By Andrew Soboeiro
When most people picture deportations, they imagine ICE and other Federal agencies rounding up immigrants and sending them out of the country. But ICE lacks the numbers to do much deporting on its own, and thus needs to enlist the cooperation of local law enforcement agencies. The Charlotte-Mecklenburg Police Department in North Carolina is one such agency. Despite having an official policy that forbids asking arrestees about their immigration status, the Charlotte police participate in an ICE program that gathers data on all immigrants they arrest. This controversial policy has led to hundreds of deportations, and recently came under fire for creating a rift between Charlotte police officers and the people they protect.
Guide to 287(g)
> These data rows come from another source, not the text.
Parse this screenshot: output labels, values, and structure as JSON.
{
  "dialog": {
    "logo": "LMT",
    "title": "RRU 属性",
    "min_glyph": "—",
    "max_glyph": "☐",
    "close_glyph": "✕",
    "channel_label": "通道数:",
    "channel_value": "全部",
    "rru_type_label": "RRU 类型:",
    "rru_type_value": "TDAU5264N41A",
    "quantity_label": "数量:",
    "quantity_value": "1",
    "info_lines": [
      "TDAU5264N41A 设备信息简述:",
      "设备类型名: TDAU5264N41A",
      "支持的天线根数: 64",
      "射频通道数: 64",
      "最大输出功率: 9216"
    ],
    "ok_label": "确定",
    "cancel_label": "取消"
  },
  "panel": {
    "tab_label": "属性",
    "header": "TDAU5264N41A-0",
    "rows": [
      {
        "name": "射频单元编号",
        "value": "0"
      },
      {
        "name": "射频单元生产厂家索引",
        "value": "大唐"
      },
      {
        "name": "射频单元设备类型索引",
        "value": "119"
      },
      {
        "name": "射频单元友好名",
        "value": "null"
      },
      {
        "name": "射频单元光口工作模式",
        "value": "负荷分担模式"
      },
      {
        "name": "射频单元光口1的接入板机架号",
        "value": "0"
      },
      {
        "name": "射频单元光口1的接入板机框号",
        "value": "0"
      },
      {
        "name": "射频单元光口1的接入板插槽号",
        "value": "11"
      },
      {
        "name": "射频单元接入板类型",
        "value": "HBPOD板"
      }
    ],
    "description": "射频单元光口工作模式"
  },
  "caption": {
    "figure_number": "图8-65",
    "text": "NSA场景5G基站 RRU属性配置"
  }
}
Section 287(g) is a program that encourages local police to share data on immigrants they apprehend. Authorized under the Illegal Immigration Reform and Immigrant Responsibility Act of 1996, it lets Federal immigration officials delegate authority to local law enforcement agencies. The Charlotte-Mecklenburg Police Department has participated in this program since 2006. Whenever it arrests someone, it asks them if they are a US citizen and if they were born in the United States. If it finds evidence they are undocumented, it detains them and contacts Federal authorities. The Charlotte police have processed more than 15,000 people in this way and deported hundreds; in 2017 alone, it put 288 people on the path to deportation.
Charlotte’s participation in 287(g) was controversial from the start, but it has attracted particularly strong criticism lately. In light of ICE’s recent raids and the broader anti-immigrant attitude of the Trump Administration, many Charlotteans have argued that their city should not be participating in this initiative. Critics claim it makes immigrants unwilling to cooperate with the police, thereby undermining public safety. Many also believe it violates due process and encourages unfair treatment of arrestees, pointing out that even teenage immigrants have been detained for months as a result of this program.
Despite these negative effects, 287(g) still has its defenders, including Mecklenburg County Sheriff Irwin Carmichael. He believes that the program helps police identify dangerous fugitives who would otherwise fly under the radar. Carmichael is also skeptical of the claim that 287(g) prevents the community from trusting and cooperating with law enforcement, pointing out that local police chiefs have not reported any such problems. Overall, he thinks Charlotte has gained far more than it has lost by cooperating with ICE.
A Choice for Charlotte
Although city council members and other authorities have criticized 287(g), only the Mecklenburg County Sheriff has the authority to end it. Thus as long as Carmichael holds this title, Charlotte will remain in the program. But Charlotteans have the opportunity to vote him out this May. Carmichael is a Democrat, and both of his rivals in the Democratic primary oppose the program. If Democrats unify around one of these candidates in May and then turn out for them in the general election this fall, they can stop this divisive program and reestablish Charlotte’s support for immigrant rights.